Like many of you, I’d consider myself a game collector. While I used to sell off games that I was done with to get cash for new ones, now I just toss ‘em on the shelf. I’m also a deal hunter. I’ll pick up games that I really don’t have any interest in playing, if the price is low enough. For instance, I snagged a sealed copy of the Black-Eyed Peas Experience the other day that was on the clearance rack. It’s not an experience that I see myself experiencing anytime soon, but it was only $5.

These two habits often smack into one another. Sometimes I’ll see a ridiculously good deal, but then I can’t remember if the game in question is already taking up shelf space at my house. Calling it a problem reduces the significance of the word “problem,” but it can be annoying. I’ve been looking for a way to get around this for a while now, and I think I’ve found the solution in a set of software tools.

I’ve seen plenty of applications that let you catalogue your collection on your PC or through a Web site. Those are great for what they are, but I was looking for something more specific. I wanted to have my collection available on my Android phone, since I almost always have it on me while I’m shopping. I also wanted to be able to browse my collection via a separate app, so I could access it even if I didn’t have access to the Web for whatever reason. Also, I didn’t want to use a database like Excel, because it is ugly.
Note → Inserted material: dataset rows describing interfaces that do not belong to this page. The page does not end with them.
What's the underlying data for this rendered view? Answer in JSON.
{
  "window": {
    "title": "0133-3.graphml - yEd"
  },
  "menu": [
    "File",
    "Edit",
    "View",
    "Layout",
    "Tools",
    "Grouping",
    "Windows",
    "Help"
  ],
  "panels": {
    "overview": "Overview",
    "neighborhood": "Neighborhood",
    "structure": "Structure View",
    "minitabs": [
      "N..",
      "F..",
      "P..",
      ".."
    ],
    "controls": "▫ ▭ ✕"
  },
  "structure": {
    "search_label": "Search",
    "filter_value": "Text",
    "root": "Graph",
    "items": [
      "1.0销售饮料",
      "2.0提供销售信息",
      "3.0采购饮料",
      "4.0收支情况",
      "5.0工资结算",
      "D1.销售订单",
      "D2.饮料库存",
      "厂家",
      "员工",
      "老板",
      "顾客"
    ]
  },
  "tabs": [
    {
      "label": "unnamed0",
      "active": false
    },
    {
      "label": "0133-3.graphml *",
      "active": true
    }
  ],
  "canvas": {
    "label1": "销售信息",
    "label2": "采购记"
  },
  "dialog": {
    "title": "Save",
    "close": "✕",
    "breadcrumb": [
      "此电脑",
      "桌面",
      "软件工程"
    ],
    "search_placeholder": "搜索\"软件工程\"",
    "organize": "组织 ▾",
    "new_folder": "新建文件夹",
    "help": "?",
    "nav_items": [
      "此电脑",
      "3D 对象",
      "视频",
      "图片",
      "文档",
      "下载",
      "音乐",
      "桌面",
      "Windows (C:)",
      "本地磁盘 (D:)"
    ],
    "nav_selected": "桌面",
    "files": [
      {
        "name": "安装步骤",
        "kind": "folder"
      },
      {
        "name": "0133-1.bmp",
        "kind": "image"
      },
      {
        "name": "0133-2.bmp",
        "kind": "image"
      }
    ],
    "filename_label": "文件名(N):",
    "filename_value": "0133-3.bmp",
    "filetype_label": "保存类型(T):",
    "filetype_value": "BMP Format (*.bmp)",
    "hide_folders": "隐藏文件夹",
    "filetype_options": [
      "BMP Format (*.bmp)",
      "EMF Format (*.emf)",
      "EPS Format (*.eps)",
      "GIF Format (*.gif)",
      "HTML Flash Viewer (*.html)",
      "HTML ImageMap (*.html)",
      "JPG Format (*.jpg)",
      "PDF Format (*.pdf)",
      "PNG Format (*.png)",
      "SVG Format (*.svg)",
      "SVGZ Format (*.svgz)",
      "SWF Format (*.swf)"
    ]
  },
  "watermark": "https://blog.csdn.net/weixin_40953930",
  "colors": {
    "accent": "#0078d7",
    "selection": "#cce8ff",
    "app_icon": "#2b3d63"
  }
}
Eventually I settled on a pair of programs from a company called Collectorz. Don’t let the unfortunate name turn you off; they’re powerful and easy-to-use tools that do exactly what I need them to do. Fair warning: They’re also a bit pricey.

I’m using a pair of the Collectorz components, though there’s more and less functionality available depending on your needs. The actual Game Collectorz software is essentially the hub of it all. The PC program (sorry Mac users) is where you input and edit your game collection. You can do so by entering keywords in manually or via a barcode scanning device. I picked up an inexpensive barcode reader when I started, but I found that it’s not significantly faster than simply typing in a word or two.

The software is available in a few different versions, too. The standard edition (about $30) provides just about everything you need to get organized. Once you enter your games, you can sort them by platform, add your own reviews, and geek out with a variety of pie charts. (I never said this was a cool activity, OK?) I opted for the pro version. For $20 more, you get the same features as well as the ability to add games in batches instead of one by one. It also allows you to access an online database, but I haven’t bothered with that.

Once I added in all my games, I went through and refined them all. The default game entries are pretty solid overall, but I found a few issues. The quality of the box art in the game sheets can vary, and my OCD doesn’t let me ignore that kind of stuff. Fortunately, it’s easy to do a Google search and replace any offending images from within the software itself. In the rare occasions when a game didn’t pop up in the database, I was able to add my own entries in a few minutes. It’s not perfect, but it’s much better than what I expected.

After I updated the images and made a few formatting passes (It’s Lego, not LEGO, **BRAAAHHHH**!), I exported the whole shebang over to the Android app. The app, and its iOS counterpart, costs an additional $10, but it’s the biggest component of what I wanted in the first place. Exporting the collection from the PC to my phone was easy, and now I have it all with me wherever I go. No more dupes of crappy games!

Like I said, it’s a relatively expensive proposition, but it does what I want, and it does it well. I’ve found that showing my collection off is an effective way to watch someone’s eyes glaze over in absolute boredom. Success!